Back home, he eased into his regular routine. A year passed before he started going to the gym again. Recently, he started working out four or five times a week, like he did before.
“I’m back to where I was,” Paquette said. “It’s just been a long, slow process.”
Mohit Pasi, a Raleigh cardiologist, saw Paquette for the first time in early 2010. Paquette had said he was experiencing chest pains when he exerted himself.
Pasi ordered a stress test, a diagnostic test that determines if there’s a blockage in the heart. Patients walk on a treadmill at various levels of intensity while being closely monitored.
The other option is a cardiac catheterization, an invasive procedure in which a doctor threads a tube into the heart.
After that first stress test in February 2010, Pasi found that Paquette had two blockages. Doctors monitored him, and he returned three months later for another stress test.
Paquette knew something was wrong as he walked on the treadmill.
“I felt something really terrible was happening, and I looked up at the guy administering it and said, ‘I really need some help, ” Paquette recalled. “I slipped into oblivion, and that’s when the whole thing started.”
Pasi and a team of nurses jumped in to help. It took more than an hour to clear the blockage with medication through catheterization.
Pasi said he has had to keep other cardiac-arrest patients alive for longer than an hour and 20 minutes. But if a patient survives such an ordeal, he said, the chances for brain damage are fairly high. Paquette didn’t suffer any long-term effects.
“I just didn’t want to give up on Ray,” Pasi said.
Paquette has had heart troubles before. After he retired in 1997 from his job in the technology industry, he and his wife, Catherine, spent years sailing around the Bahamas. Throughout that time, he had a few heart-related procedures to deal with blockages.
Now, Paquette said he is lucky to have Pasi taking care of him.
“I used to kid with Dr. Pasi ... that I’d make him famous, because he deserves to be,” Paquette said.
As a way to show appreciation for the health-care workers who saved his life, Paquette agreed to be part of a local ad campaign for the new North Carolina Heart & Vascular Center in Raleigh. The center is currently under construction at Rex’s Raleigh campus and is scheduled to open in 2017.

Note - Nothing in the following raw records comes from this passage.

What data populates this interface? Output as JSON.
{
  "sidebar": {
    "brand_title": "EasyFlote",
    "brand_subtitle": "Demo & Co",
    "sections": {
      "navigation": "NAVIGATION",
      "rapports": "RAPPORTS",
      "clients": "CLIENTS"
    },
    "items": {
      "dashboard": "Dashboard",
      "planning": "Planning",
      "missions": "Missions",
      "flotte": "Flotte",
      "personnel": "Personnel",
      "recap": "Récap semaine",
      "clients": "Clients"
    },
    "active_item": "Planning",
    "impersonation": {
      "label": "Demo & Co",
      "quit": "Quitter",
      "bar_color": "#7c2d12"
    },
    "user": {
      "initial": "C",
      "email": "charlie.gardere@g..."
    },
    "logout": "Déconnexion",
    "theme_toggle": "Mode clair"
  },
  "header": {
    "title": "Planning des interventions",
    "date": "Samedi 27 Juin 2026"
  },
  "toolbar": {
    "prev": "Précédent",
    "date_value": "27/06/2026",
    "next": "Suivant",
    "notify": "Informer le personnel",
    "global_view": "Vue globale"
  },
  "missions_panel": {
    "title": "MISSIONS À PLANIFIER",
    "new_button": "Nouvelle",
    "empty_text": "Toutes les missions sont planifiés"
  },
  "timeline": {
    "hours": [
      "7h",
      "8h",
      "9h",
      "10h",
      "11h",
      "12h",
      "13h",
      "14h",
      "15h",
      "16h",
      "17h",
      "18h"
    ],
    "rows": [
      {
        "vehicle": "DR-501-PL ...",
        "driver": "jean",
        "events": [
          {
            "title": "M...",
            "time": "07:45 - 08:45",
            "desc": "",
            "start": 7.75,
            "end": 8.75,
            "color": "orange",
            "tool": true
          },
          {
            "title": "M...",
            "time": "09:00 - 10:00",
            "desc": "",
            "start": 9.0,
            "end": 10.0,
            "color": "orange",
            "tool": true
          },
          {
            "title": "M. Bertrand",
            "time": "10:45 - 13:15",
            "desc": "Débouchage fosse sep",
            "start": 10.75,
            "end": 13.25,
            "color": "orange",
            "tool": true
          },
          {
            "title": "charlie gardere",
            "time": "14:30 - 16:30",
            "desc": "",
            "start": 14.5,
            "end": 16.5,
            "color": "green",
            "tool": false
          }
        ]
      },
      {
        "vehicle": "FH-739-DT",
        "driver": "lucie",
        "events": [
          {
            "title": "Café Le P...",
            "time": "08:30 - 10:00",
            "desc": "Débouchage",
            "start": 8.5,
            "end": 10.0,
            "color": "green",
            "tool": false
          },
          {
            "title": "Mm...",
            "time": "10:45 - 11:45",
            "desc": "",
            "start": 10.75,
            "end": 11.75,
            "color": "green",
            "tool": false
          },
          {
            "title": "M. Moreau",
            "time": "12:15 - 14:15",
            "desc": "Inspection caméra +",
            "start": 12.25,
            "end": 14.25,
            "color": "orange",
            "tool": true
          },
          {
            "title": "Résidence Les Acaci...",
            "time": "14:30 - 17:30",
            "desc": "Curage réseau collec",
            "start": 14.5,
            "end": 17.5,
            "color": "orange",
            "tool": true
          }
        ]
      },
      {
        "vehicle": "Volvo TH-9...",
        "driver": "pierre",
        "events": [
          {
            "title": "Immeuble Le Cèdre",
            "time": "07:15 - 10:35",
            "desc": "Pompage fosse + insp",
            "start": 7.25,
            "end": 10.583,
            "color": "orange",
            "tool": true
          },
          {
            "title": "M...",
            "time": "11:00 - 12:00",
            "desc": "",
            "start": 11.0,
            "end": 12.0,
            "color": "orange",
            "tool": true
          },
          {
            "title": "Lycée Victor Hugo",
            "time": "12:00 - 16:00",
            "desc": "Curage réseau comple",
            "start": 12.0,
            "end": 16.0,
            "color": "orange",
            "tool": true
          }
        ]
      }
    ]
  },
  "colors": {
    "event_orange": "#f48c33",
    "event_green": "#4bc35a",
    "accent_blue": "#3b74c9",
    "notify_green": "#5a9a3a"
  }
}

“Anything they wanted me to do, I’d be willing to do it,” Paquette said. “I owe them a lot. I wouldn’t be here without them.”